Component data from apps and pages:
--

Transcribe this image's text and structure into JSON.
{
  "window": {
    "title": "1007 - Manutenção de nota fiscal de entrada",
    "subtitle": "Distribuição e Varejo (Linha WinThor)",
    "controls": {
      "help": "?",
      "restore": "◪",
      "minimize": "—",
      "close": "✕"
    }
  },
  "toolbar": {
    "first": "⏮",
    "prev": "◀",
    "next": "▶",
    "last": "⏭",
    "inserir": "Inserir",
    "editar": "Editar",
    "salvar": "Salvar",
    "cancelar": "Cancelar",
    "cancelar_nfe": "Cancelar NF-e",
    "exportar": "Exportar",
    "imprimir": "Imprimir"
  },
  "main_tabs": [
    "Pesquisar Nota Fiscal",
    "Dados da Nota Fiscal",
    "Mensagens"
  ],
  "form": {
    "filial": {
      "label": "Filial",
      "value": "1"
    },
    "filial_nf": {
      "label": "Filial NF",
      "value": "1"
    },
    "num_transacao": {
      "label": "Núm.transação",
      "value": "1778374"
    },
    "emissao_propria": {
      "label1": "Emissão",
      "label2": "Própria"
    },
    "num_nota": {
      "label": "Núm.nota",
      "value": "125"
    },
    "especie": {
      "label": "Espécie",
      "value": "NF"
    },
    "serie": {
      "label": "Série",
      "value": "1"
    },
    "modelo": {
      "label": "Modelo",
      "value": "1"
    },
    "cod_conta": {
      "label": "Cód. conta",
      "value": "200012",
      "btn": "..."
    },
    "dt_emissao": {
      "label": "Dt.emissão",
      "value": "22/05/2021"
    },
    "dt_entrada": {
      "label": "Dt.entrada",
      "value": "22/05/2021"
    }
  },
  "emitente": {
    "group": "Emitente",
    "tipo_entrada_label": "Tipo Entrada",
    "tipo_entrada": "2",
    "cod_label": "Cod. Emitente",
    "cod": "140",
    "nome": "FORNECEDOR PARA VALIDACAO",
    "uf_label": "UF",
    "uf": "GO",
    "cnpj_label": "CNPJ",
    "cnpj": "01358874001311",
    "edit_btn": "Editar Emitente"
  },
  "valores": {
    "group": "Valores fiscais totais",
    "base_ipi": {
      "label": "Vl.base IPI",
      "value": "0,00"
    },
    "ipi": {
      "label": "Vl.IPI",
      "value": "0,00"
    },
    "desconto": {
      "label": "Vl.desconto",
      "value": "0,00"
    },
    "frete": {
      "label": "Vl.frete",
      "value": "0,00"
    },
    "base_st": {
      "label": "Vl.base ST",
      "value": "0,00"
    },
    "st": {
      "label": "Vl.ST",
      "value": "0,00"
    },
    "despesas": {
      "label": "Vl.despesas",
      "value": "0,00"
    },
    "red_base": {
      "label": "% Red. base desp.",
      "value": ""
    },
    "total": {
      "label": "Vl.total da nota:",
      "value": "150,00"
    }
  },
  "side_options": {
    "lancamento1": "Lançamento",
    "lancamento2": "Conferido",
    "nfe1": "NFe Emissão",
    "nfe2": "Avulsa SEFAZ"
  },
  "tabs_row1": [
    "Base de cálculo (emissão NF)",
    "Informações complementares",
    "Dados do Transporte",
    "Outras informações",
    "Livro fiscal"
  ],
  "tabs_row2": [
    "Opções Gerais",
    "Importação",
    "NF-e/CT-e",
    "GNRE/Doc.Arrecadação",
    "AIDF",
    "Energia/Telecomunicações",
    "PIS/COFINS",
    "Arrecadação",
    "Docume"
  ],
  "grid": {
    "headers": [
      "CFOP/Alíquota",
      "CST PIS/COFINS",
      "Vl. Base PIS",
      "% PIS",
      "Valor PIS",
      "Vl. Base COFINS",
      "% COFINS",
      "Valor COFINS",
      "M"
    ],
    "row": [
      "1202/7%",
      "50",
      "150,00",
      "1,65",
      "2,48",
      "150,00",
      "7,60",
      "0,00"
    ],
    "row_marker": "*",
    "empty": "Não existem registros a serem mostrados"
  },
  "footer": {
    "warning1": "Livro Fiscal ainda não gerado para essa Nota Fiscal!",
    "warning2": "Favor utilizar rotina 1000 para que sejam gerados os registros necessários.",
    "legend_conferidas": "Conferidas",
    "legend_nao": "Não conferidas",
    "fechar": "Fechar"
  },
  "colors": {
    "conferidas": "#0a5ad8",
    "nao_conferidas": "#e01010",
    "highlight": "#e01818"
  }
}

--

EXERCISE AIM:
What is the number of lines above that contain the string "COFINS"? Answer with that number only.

TASK RESPONSE:
5